Work to complete:
For the entries below, report every line that includes the word "Info".

Data section:
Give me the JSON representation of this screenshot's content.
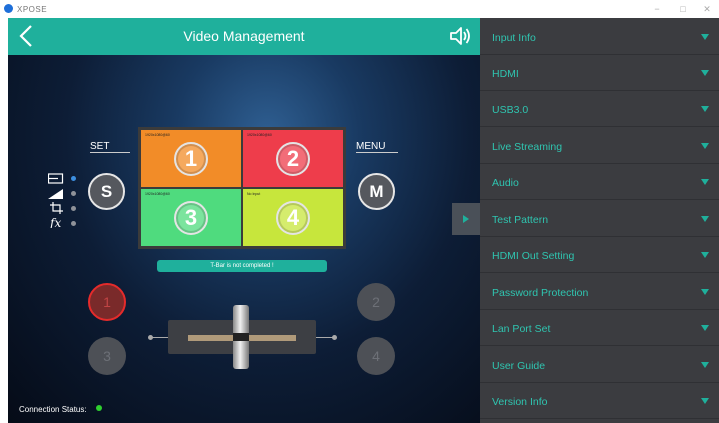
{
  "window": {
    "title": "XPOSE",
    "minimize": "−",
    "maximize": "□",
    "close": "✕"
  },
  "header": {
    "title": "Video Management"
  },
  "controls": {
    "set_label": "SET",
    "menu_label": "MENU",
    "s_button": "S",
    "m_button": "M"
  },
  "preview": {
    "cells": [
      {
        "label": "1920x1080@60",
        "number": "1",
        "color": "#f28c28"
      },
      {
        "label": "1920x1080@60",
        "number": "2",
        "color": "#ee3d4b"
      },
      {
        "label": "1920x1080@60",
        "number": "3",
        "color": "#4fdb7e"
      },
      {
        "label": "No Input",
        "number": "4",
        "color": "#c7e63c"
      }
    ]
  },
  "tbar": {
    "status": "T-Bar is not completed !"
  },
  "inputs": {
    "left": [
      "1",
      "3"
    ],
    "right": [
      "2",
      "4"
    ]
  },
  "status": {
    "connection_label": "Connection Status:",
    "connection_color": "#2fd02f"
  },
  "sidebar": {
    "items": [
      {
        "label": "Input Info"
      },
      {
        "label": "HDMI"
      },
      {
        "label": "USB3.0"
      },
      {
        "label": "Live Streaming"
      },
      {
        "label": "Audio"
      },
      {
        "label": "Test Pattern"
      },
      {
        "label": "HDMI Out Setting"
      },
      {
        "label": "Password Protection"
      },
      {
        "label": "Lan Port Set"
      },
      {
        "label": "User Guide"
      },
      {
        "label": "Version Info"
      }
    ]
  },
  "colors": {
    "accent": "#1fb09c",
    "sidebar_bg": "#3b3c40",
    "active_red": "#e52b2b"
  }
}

Response to this task:
        "label": "Input Info"
        "label": "Version Info"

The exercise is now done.